▶ Input
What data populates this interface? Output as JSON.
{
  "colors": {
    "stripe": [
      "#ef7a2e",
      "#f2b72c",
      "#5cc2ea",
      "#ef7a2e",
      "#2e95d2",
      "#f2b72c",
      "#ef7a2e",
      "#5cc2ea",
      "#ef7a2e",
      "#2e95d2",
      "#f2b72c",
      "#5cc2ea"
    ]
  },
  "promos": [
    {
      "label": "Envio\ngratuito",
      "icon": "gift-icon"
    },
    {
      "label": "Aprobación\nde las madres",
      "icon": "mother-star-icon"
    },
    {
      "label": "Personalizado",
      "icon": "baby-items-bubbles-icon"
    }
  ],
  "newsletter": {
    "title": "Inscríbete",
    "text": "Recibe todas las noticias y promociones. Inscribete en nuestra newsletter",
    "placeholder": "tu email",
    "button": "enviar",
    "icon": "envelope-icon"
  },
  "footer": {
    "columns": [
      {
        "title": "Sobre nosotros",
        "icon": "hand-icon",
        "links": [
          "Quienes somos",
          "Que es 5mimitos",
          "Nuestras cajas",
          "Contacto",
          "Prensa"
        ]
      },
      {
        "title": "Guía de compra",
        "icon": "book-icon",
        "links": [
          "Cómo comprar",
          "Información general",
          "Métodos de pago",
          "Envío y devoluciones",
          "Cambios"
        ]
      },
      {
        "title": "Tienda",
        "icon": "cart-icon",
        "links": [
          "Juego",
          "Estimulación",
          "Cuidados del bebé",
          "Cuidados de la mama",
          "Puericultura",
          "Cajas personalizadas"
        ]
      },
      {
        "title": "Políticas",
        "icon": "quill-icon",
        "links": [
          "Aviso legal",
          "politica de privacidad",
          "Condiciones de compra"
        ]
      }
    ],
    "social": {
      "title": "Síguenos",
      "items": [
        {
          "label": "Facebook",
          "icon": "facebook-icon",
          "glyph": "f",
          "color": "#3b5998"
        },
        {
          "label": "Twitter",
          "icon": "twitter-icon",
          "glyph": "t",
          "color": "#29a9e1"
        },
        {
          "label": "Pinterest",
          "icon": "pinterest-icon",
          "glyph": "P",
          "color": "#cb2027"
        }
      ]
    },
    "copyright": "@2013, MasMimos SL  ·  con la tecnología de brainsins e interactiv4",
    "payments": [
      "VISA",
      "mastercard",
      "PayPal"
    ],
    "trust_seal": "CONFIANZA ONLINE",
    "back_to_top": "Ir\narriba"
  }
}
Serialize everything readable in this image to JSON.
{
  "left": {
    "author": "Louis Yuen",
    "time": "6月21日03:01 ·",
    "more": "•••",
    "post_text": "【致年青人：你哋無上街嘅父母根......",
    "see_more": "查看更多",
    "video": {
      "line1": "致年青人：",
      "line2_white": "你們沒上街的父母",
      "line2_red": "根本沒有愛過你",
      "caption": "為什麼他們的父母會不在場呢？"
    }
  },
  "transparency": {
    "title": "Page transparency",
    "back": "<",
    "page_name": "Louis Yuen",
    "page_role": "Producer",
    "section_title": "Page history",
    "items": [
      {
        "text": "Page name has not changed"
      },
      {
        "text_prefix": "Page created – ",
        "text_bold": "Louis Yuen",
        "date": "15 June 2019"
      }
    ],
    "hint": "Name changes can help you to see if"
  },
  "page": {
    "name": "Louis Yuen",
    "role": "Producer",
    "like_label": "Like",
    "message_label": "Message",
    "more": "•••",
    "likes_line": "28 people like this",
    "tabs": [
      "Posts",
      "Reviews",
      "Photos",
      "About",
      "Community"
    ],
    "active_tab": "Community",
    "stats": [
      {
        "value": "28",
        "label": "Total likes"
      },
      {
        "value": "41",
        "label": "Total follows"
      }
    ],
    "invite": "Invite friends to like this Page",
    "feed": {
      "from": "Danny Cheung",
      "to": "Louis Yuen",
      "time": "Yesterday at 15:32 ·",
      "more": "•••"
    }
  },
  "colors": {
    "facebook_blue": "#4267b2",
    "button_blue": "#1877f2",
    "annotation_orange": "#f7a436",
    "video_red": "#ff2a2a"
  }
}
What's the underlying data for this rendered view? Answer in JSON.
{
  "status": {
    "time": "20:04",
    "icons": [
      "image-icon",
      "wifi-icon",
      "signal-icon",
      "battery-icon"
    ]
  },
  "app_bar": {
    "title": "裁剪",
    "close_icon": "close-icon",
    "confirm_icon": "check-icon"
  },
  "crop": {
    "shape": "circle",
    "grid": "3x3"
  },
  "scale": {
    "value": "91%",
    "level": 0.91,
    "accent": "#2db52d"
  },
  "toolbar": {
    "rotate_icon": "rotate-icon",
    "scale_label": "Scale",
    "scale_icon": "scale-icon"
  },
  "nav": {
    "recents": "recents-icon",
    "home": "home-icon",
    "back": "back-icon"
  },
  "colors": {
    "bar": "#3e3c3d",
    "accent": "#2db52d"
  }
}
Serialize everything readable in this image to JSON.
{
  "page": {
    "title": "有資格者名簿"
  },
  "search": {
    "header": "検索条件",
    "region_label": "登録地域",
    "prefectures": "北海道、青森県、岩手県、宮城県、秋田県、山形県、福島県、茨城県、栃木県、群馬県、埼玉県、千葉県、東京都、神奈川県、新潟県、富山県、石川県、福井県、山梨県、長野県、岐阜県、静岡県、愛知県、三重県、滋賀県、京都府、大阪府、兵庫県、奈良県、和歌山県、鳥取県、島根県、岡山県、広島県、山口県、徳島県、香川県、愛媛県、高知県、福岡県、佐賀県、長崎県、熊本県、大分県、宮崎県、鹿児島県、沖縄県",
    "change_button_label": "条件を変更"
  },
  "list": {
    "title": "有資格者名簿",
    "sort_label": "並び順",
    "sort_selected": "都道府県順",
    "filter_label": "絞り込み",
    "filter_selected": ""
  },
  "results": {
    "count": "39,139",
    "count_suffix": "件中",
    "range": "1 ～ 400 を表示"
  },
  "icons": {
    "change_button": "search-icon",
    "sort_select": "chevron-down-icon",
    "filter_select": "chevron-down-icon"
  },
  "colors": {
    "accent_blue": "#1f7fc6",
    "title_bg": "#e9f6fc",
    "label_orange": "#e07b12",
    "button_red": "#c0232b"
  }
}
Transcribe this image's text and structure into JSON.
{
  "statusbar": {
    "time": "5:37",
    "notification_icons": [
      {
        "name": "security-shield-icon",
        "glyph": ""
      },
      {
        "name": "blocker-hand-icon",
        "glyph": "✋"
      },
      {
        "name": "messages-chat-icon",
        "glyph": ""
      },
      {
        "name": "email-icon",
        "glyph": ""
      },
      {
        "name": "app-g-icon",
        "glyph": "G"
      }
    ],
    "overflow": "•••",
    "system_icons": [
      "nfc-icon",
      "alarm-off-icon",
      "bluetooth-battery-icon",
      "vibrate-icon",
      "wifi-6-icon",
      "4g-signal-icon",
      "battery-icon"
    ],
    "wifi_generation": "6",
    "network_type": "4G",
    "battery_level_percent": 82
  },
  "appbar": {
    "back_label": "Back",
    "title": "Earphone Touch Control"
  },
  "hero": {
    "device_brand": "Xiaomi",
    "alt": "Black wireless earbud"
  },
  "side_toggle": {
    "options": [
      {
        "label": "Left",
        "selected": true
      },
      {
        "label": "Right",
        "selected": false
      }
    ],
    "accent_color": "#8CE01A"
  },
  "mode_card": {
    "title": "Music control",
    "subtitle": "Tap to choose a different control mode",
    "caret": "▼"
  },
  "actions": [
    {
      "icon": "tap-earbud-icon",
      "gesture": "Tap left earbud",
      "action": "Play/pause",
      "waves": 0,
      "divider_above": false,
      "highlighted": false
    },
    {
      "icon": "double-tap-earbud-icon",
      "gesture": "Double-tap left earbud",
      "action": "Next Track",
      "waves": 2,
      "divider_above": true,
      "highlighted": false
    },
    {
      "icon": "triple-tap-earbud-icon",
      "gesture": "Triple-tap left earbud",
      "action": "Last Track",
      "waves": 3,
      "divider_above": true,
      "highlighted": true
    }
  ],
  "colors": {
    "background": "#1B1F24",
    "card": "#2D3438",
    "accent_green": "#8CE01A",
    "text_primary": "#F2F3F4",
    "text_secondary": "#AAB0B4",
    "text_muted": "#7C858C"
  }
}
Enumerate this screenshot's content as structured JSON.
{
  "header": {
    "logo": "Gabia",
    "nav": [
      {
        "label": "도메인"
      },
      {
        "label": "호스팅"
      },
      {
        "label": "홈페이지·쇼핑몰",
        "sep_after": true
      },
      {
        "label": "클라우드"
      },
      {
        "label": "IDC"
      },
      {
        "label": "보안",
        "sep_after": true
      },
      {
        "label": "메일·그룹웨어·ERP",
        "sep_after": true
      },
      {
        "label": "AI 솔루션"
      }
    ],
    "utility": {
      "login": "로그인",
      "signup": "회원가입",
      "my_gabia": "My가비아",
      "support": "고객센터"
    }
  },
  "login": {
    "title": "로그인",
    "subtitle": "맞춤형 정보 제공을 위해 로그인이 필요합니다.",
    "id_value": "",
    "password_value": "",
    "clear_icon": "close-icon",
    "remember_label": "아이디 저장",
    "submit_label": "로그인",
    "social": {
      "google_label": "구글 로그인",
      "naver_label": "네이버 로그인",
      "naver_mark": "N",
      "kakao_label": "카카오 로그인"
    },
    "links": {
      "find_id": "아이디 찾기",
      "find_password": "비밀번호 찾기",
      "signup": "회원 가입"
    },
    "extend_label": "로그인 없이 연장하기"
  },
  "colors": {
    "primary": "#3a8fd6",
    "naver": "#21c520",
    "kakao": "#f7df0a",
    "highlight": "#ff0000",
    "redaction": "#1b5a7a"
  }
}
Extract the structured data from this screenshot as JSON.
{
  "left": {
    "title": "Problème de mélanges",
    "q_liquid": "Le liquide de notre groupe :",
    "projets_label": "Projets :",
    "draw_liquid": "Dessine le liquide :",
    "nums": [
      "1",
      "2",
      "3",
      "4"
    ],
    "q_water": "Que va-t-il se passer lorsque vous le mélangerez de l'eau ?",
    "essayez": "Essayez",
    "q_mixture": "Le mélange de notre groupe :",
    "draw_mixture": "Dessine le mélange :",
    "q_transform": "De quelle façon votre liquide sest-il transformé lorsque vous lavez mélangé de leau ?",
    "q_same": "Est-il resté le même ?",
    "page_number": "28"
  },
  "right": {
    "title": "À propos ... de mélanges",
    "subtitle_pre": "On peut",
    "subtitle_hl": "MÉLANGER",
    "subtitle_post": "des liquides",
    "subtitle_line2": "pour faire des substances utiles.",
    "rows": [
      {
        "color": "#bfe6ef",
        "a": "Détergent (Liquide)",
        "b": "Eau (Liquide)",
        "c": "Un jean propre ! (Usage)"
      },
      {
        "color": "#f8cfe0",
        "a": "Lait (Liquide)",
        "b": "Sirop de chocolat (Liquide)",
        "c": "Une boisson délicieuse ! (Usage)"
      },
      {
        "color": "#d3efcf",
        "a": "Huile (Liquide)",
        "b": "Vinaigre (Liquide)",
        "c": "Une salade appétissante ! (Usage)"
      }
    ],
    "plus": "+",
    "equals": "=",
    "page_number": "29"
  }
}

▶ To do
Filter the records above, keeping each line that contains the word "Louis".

▶ Exercise response
    "author": "Louis Yuen",
    "page_name": "Louis Yuen",
        "text_bold": "Louis Yuen",
    "name": "Louis Yuen",
      "to": "Louis Yuen",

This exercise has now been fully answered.